A favorite pastime of Final Fantasy fans is to compare characters in the series to one another. After fifteen games in the main series (not to mention countless spinoffs), more than a few character tropes have been repeated over the years, and it’s interesting to look at the similarities.
A few characters in particular stand out to me as similar to Luna, and are explored in more detail below. Spoilers for FFX and FFVII follow.
On the surface, there are some easy comparisons to make between Yuna and Luna: they both set out on a journey to meet with incredibly powerful entities so that covenants can be forged with them. The role of the Oracle is not so different from that of the summoner: both seek to end the suffering of their world. (And given that FFXV’s Astrals are the eidolons/summons from the previous games, the comparison makes a lot of sense.)
Several key differences emerge immediately, however: where Yuna seeks to make those covenants herself, Luna is instead working to enable Noctis to forge these bonds. The other major difference is that Luna’s journey is solitary, and largely offscreen as it is not the focus of FFXV. Yuna, on the other hand, is surrounded by her guardians on every step of her pilgrimage, and we see it in its entirety.
Perhaps the strongest similarity between Yuna and Luna is their attitude towards death.
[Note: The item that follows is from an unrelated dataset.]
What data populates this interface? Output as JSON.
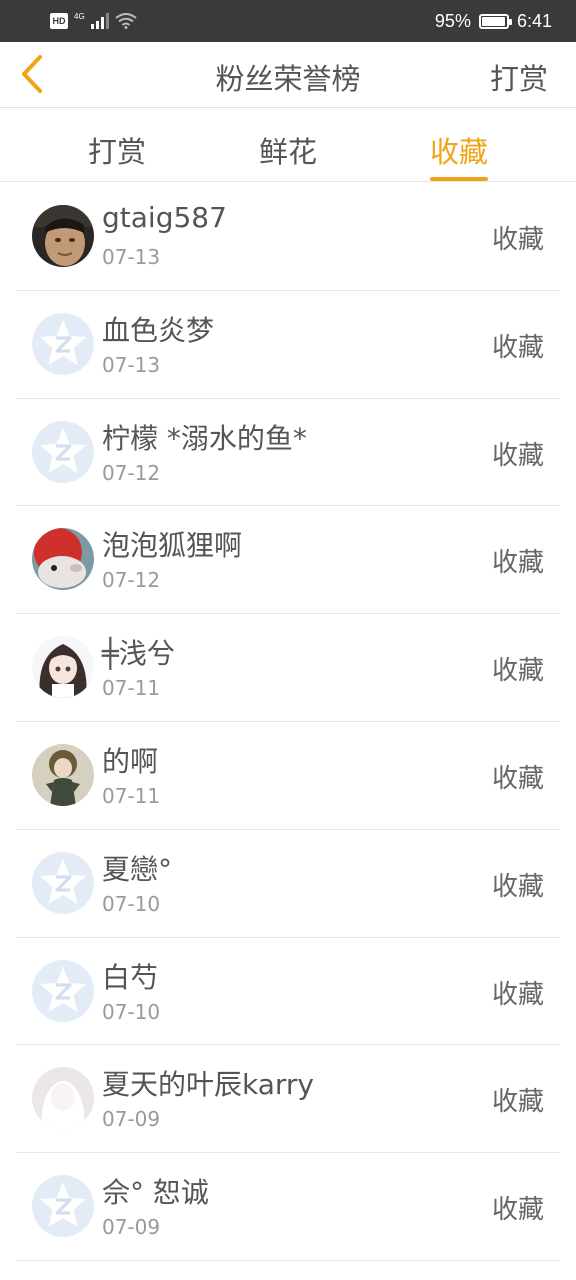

In FFX, embarking on a summoner’s pilgrimage is a dangerous prospect on its own, but it is itself a death sentence should they succeed: they will stop Sin, the enormous creature terrorizing the world, but perish in the process. In the same vein, Luna is well aware that her body is failing her, but she refuses to back down in the face of her fated duty.
This itself is another point of contrast, however: Yuna comes to reject the fatalism of the summoner’s pilgrimage and resolves to find another way to defeat Sin, while Luna is ultimately stabbed by Ardyn and perishes during the battle with Leviathan.
One final similarity is their character class. While Luna is a NPC and FFXV doesn’t have much in the way of the traditional class system, it’s fairly obvious she’s the healer character of the world. This is a nice analogy to Yuna’s white mage/summoner combo.
I’ve already talked about this in part on the Symbolism page, so we can get one comparison out of the way easily: both Luna and Aerith are associated with flowers. It makes sense for one of them. I’ll let you guess which one.
I’ll be honest, I don’t want to make these comparisons, mostly because they’re centered around Luna’s death and the obvious comparison is, well, Aerith’s. The thing is, Aerith’s death in Final Fantasy VII is one of the most iconic moments in the series. It’s a tragic moment, and it’s tragedy that works because it emphasizes the cruelty of Sephiroth and the permanence of death. It’s been spoiled to hell and back at this point, but at the time it came as a complete surprise. You knew Aerith, you had spent the entire game at her side. You had no idea when she left that it would be the last time she ever spoke to you.
Luna, in contrast, spends the entire game separate from Noctis. FFXV suffers a lot from “telling over showing” — we’re told of the bond between Luna and Noctis, but we only see brief glimpses of it. We’re told of Luna’s role as the Oracle and what she’s trying to do, but past a couple short moments, there’s not much there, either. (The game as a whole suffers from this, not just with Luna; the most egregious offender is when you wake up in chapter 14 and have ten years of history summarized to you in the space of a few minutes.)
Here’s the thing about character deaths: they are not bad. You just have to use them properly. Aerith’s death is shocking and has a strong emotional impact, but it’s also deeply tied into the plot. The entire reason she leaves the party is because she’s the only person who can stop Sephiroth: as the sole surviving Ancient, she has the magic to combat his plan of summoning Meteor. If Sephiroth hadn’t killed her then and there, he would’ve had a Holy-shaped problem in his plan.
Luna’s death has all the same pieces — a magical ritual only she can perform, a villain who decides to interrupt it with a sharp weapon, a male character there to get quite upset about it. There’s even a lot of water around. But it rings hollow. It feels as though someone looked at FFVII and wanted to repeat Aerith’s death without actually understanding why it worked.
Aerith’s death was tragic because she was cut down in the prime of life, a flower who had just begun to blossom. We knew her, and thus we could mourn her. In contrast, Luna’s death comes before her character could even begin to blossom. There’s no tragedy, it’s just frustrating and unsatisfying.